### [Work to be completed]
Filter the entries down to the lines holding "JSON", then copy those lines.

### [Given records]
★ ★ ★ ★ ★
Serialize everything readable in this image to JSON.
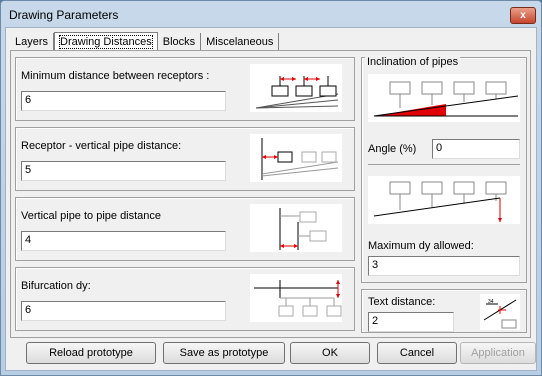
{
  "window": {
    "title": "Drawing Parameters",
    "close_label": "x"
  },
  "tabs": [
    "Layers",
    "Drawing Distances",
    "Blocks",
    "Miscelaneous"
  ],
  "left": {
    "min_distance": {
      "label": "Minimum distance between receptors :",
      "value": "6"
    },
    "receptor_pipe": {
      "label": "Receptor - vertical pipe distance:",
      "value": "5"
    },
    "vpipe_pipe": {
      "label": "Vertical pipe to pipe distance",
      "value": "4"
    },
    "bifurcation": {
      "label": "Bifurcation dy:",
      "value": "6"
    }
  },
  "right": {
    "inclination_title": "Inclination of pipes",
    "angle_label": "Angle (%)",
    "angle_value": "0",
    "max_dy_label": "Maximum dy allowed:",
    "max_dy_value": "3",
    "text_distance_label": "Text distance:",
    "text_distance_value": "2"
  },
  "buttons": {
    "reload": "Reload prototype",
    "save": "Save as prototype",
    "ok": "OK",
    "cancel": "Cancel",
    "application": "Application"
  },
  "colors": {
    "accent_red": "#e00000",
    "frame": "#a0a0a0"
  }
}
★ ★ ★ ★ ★
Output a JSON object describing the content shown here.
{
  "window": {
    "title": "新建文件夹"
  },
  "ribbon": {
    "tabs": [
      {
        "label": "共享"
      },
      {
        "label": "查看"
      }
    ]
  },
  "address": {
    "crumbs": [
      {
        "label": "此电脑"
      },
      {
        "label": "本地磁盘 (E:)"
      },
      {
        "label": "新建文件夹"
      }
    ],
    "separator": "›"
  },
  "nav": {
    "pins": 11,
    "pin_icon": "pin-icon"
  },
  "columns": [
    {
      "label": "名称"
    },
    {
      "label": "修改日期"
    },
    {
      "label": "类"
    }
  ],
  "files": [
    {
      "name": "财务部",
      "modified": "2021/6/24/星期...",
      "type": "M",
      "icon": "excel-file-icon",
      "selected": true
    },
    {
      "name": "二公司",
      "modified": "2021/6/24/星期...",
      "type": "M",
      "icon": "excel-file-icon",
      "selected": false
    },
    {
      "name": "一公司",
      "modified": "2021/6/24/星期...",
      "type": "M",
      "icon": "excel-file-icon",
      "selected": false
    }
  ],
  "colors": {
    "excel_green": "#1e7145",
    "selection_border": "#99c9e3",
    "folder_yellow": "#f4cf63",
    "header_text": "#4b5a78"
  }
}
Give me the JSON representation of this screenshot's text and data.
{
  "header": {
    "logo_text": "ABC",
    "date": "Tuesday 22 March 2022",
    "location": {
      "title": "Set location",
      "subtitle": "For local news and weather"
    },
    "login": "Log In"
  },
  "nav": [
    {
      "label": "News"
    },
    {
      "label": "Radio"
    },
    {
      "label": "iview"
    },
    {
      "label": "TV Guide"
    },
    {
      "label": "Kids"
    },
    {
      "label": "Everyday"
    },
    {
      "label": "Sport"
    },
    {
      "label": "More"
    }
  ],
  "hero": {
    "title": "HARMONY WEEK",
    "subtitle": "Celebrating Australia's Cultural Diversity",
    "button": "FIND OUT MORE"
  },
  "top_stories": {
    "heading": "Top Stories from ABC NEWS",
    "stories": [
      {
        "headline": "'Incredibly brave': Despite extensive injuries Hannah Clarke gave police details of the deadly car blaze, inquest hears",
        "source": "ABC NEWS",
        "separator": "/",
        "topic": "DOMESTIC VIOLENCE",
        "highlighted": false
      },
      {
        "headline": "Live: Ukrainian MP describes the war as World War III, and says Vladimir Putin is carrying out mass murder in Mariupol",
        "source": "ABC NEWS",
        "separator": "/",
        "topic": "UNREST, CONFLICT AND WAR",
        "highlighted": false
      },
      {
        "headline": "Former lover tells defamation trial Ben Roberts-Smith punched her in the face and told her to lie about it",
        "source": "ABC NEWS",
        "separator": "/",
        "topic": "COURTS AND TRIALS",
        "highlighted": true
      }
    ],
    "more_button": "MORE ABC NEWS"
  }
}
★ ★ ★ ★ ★
### [Answer space]
Serialize everything readable in this image to JSON.
Output a JSON object describing the content shown here.
Give me the JSON representation of this screenshot's text and data.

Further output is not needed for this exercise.